**Assigned task:**
Repeat the entries below exactly, pictures excluded.

Excerpts from a dataset
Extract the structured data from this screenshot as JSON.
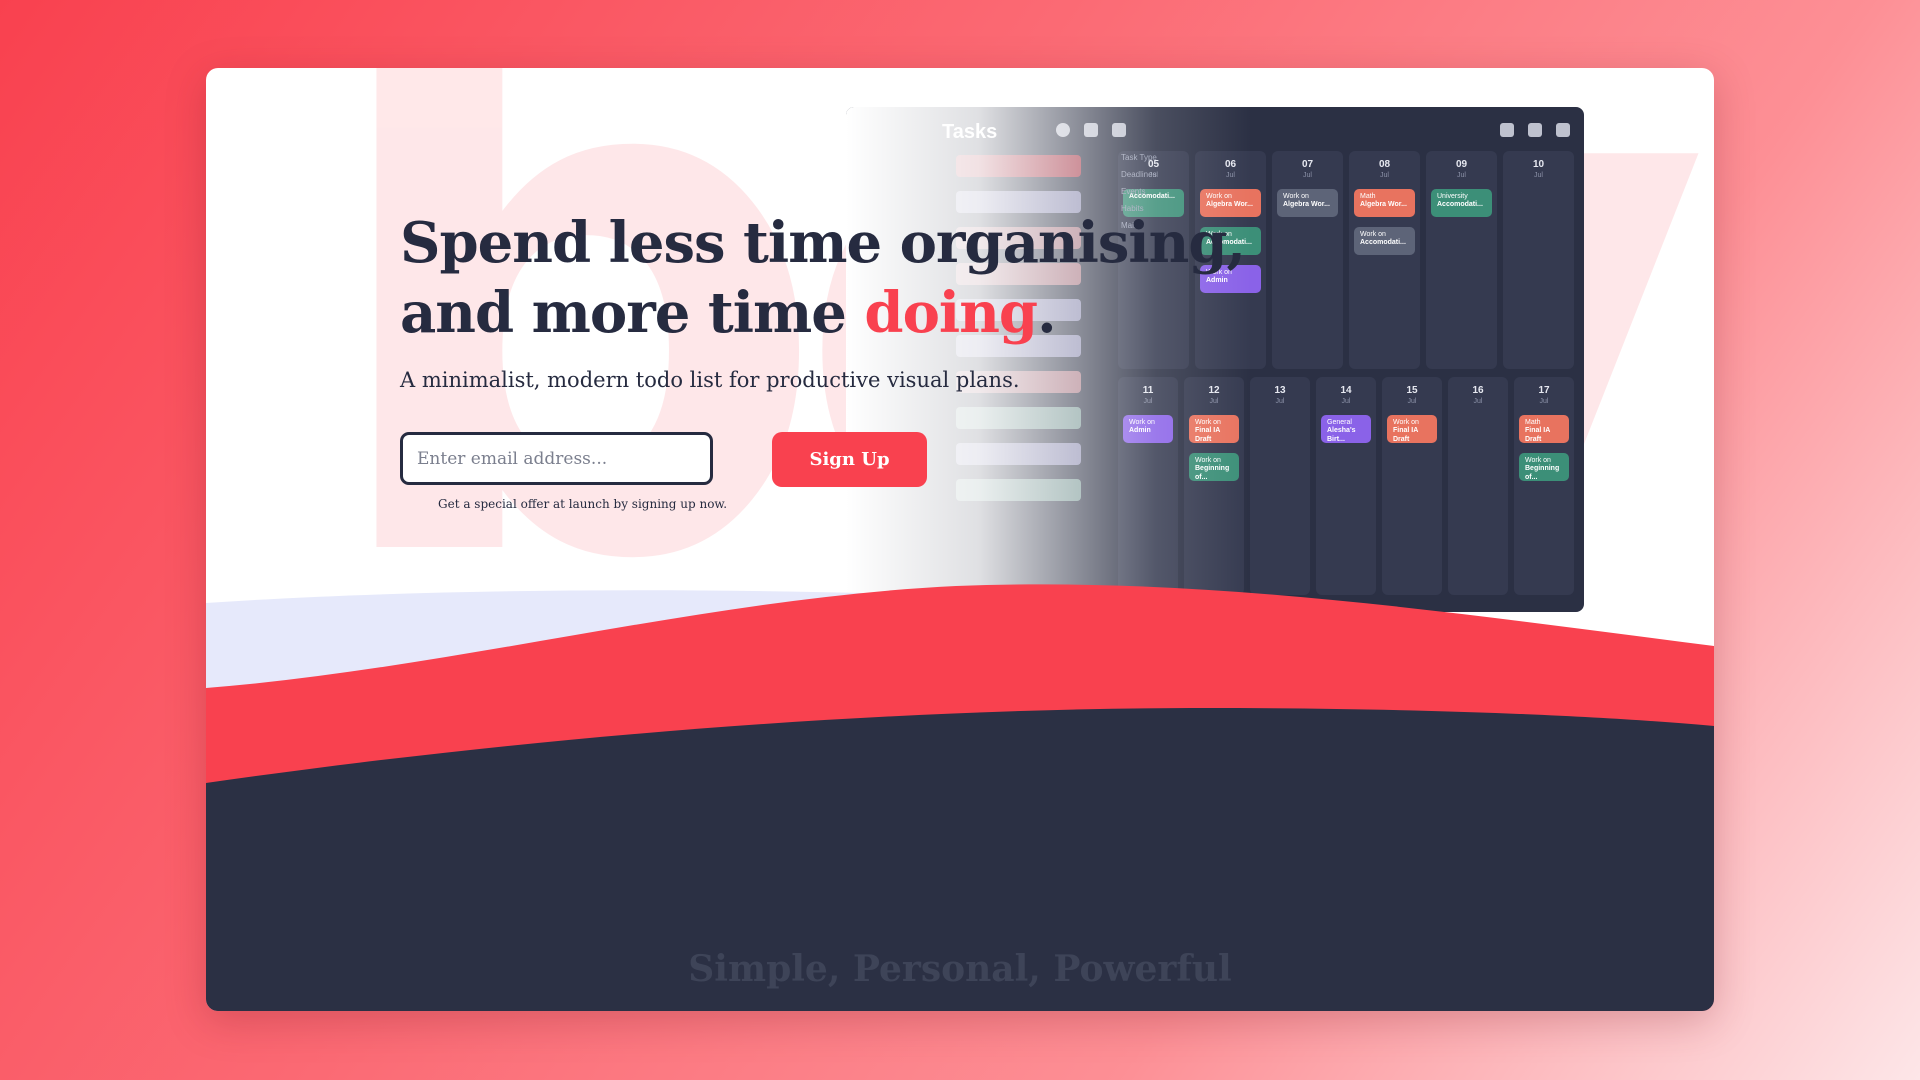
{
  "hero": {
    "headline_line1": "Spend less time organising,",
    "headline_line2_pre": "and more time ",
    "headline_accent": "doing",
    "headline_end": ".",
    "subtitle": "A minimalist, modern todo list for productive visual plans.",
    "email_placeholder": "Enter email address...",
    "signup_label": "Sign Up",
    "offer_text": "Get a special offer at launch by signing up now."
  },
  "preview": {
    "title": "Tasks",
    "filter": {
      "heading": "Task Type",
      "items": [
        "Deadlines",
        "Events",
        "Habits",
        "Main"
      ]
    },
    "week1": [
      {
        "num": "05",
        "mon": "Jul",
        "tasks": [
          {
            "title": "Accomodati...",
            "sub": "",
            "color": "green"
          }
        ]
      },
      {
        "num": "06",
        "mon": "Jul",
        "tasks": [
          {
            "title": "Algebra Wor...",
            "sub": "Work on",
            "color": "orange"
          },
          {
            "title": "Accomodati...",
            "sub": "Work on",
            "color": "green"
          },
          {
            "title": "Admin",
            "sub": "Work on",
            "color": "purple"
          }
        ]
      },
      {
        "num": "07",
        "mon": "Jul",
        "tasks": [
          {
            "title": "Algebra Wor...",
            "sub": "Work on",
            "color": "gray"
          }
        ]
      },
      {
        "num": "08",
        "mon": "Jul",
        "tasks": [
          {
            "title": "Algebra Wor...",
            "sub": "Math",
            "color": "orange"
          },
          {
            "title": "Accomodati...",
            "sub": "Work on",
            "color": "gray"
          }
        ]
      },
      {
        "num": "09",
        "mon": "Jul",
        "tasks": [
          {
            "title": "Accomodati...",
            "sub": "University",
            "color": "green"
          }
        ]
      },
      {
        "num": "10",
        "mon": "Jul",
        "tasks": []
      }
    ],
    "week2": [
      {
        "num": "11",
        "mon": "Jul",
        "tasks": [
          {
            "title": "Admin",
            "sub": "Work on",
            "color": "purple"
          }
        ]
      },
      {
        "num": "12",
        "mon": "Jul",
        "tasks": [
          {
            "title": "Final IA Draft",
            "sub": "Work on",
            "color": "orange"
          },
          {
            "title": "Beginning of...",
            "sub": "Work on",
            "color": "green"
          }
        ]
      },
      {
        "num": "13",
        "mon": "Jul",
        "tasks": []
      },
      {
        "num": "14",
        "mon": "Jul",
        "tasks": [
          {
            "title": "Alesha's Birt...",
            "sub": "General",
            "color": "purple"
          }
        ]
      },
      {
        "num": "15",
        "mon": "Jul",
        "tasks": [
          {
            "title": "Final IA Draft",
            "sub": "Work on",
            "color": "orange"
          }
        ]
      },
      {
        "num": "16",
        "mon": "Jul",
        "tasks": []
      },
      {
        "num": "17",
        "mon": "Jul",
        "tasks": [
          {
            "title": "Final IA Draft",
            "sub": "Math",
            "color": "orange"
          },
          {
            "title": "Beginning of...",
            "sub": "Work on",
            "color": "green"
          }
        ]
      }
    ]
  },
  "tagline": "Simple, Personal, Powerful",
  "colors": {
    "accent": "#f9414f",
    "dark": "#262b40",
    "navy_section": "#2b3044",
    "lavender_wave": "#e6e9fb"
  }
}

**Output below:**
Extract the structured data from this screenshot as JSON.
{
  "hero": {
    "headline_line1": "Spend less time organising,",
    "headline_line2_pre": "and more time ",
    "headline_accent": "doing",
    "headline_end": ".",
    "subtitle": "A minimalist, modern todo list for productive visual plans.",
    "email_placeholder": "Enter email address...",
    "signup_label": "Sign Up",
    "offer_text": "Get a special offer at launch by signing up now."
  },
  "preview": {
    "title": "Tasks",
    "filter": {
      "heading": "Task Type",
      "items": [
        "Deadlines",
        "Events",
        "Habits",
        "Main"
      ]
    },
    "week1": [
      {
        "num": "05",
        "mon": "Jul",
        "tasks": [
          {
            "title": "Accomodati...",
            "sub": "",
            "color": "green"
          }
        ]
      },
      {
        "num": "06",
        "mon": "Jul",
        "tasks": [
          {
            "title": "Algebra Wor...",
            "sub": "Work on",
            "color": "orange"
          },
          {
            "title": "Accomodati...",
            "sub": "Work on",
            "color": "green"
          },
          {
            "title": "Admin",
            "sub": "Work on",
            "color": "purple"
          }
        ]
      },
      {
        "num": "07",
        "mon": "Jul",
        "tasks": [
          {
            "title": "Algebra Wor...",
            "sub": "Work on",
            "color": "gray"
          }
        ]
      },
      {
        "num": "08",
        "mon": "Jul",
        "tasks": [
          {
            "title": "Algebra Wor...",
            "sub": "Math",
            "color": "orange"
          },
          {
            "title": "Accomodati...",
            "sub": "Work on",
            "color": "gray"
          }
        ]
      },
      {
        "num": "09",
        "mon": "Jul",
        "tasks": [
          {
            "title": "Accomodati...",
            "sub": "University",
            "color": "green"
          }
        ]
      },
      {
        "num": "10",
        "mon": "Jul",
        "tasks": []
      }
    ],
    "week2": [
      {
        "num": "11",
        "mon": "Jul",
        "tasks": [
          {
            "title": "Admin",
            "sub": "Work on",
            "color": "purple"
          }
        ]
      },
      {
        "num": "12",
        "mon": "Jul",
        "tasks": [
          {
            "title": "Final IA Draft",
            "sub": "Work on",
            "color": "orange"
          },
          {
            "title": "Beginning of...",
            "sub": "Work on",
            "color": "green"
          }
        ]
      },
      {
        "num": "13",
        "mon": "Jul",
        "tasks": []
      },
      {
        "num": "14",
        "mon": "Jul",
        "tasks": [
          {
            "title": "Alesha's Birt...",
            "sub": "General",
            "color": "purple"
          }
        ]
      },
      {
        "num": "15",
        "mon": "Jul",
        "tasks": [
          {
            "title": "Final IA Draft",
            "sub": "Work on",
            "color": "orange"
          }
        ]
      },
      {
        "num": "16",
        "mon": "Jul",
        "tasks": []
      },
      {
        "num": "17",
        "mon": "Jul",
        "tasks": [
          {
            "title": "Final IA Draft",
            "sub": "Math",
            "color": "orange"
          },
          {
            "title": "Beginning of...",
            "sub": "Work on",
            "color": "green"
          }
        ]
      }
    ]
  },
  "tagline": "Simple, Personal, Powerful",
  "colors": {
    "accent": "#f9414f",
    "dark": "#262b40",
    "navy_section": "#2b3044",
    "lavender_wave": "#e6e9fb"
  }
}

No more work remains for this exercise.